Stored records
__________________________________________________

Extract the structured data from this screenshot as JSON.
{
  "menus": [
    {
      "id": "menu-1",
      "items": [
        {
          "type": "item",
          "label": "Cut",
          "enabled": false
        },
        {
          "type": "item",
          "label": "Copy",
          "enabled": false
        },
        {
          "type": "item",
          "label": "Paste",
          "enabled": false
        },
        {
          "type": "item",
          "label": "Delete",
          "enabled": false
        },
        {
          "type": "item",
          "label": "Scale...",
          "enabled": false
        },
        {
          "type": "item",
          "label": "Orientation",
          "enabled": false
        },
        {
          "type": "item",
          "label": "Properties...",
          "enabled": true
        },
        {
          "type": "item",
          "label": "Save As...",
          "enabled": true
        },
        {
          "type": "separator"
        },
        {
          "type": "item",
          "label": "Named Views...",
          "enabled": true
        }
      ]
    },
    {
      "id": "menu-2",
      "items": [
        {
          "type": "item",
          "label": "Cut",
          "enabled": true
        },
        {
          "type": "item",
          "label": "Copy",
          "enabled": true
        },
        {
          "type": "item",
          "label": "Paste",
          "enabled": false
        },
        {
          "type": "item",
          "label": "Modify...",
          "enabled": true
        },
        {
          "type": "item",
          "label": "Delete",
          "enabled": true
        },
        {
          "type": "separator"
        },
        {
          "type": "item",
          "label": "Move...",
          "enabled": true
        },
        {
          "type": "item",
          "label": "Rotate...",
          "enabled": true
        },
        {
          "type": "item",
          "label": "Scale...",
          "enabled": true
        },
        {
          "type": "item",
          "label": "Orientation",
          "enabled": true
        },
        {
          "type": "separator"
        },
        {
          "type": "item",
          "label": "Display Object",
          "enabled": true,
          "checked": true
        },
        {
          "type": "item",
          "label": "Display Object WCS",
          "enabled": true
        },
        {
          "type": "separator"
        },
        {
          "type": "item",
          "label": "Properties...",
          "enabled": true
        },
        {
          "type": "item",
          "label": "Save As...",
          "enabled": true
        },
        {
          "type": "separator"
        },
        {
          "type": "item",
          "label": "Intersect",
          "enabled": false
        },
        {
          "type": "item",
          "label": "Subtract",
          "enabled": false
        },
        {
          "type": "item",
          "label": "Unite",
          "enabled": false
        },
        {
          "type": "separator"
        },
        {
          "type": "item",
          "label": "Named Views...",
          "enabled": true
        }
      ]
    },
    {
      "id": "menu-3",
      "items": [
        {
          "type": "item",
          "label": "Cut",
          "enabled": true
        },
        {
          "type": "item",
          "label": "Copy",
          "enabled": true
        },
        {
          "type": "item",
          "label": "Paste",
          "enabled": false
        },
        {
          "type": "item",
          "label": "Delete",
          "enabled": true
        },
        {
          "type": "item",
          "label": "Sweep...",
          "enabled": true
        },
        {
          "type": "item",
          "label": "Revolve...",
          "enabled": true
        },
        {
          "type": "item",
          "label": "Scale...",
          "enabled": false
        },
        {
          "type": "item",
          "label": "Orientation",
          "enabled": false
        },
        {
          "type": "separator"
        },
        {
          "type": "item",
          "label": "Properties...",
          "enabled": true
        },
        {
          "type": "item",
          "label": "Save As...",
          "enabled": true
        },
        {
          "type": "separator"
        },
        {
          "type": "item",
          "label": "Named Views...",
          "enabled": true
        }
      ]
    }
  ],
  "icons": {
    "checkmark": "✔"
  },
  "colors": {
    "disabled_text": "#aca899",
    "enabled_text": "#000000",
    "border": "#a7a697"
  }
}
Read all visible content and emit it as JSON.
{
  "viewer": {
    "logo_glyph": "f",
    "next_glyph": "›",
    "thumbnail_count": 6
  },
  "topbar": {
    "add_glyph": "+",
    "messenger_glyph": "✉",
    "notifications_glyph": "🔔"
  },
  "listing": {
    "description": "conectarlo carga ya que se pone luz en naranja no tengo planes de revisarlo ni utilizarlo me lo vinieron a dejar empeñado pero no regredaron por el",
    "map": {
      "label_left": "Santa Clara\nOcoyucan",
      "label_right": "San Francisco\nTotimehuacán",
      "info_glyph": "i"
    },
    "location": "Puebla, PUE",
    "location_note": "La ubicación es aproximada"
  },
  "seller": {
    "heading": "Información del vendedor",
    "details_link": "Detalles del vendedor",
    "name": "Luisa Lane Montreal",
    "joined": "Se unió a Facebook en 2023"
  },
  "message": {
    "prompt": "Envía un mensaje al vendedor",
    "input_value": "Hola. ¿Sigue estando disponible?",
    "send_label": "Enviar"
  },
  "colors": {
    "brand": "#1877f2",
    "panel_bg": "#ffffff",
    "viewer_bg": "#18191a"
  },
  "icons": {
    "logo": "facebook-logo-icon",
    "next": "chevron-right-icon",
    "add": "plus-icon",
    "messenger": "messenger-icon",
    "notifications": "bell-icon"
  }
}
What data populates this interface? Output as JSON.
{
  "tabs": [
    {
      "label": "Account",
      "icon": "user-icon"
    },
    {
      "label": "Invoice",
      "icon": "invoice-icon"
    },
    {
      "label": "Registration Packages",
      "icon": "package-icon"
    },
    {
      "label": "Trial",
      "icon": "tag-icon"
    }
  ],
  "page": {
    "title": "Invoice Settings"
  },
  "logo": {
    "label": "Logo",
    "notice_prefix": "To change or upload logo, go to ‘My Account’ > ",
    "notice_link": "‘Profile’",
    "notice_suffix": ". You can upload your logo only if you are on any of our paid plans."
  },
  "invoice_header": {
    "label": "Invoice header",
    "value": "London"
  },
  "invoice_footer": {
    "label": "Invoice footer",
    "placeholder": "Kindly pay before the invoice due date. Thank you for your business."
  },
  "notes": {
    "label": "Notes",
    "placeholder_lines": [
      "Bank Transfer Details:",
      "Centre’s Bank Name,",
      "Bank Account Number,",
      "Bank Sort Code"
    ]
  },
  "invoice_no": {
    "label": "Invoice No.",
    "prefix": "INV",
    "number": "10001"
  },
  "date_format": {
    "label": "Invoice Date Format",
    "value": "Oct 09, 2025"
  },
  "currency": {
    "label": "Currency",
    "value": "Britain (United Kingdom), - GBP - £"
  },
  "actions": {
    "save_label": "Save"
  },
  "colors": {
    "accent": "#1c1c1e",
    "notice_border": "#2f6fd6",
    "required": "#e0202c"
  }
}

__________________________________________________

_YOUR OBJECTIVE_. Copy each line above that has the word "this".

_RESPONSE TO THE EXERCISE_.
Extract the structured data from this screenshot as JSON.
What data populates this interface? Output as JSON.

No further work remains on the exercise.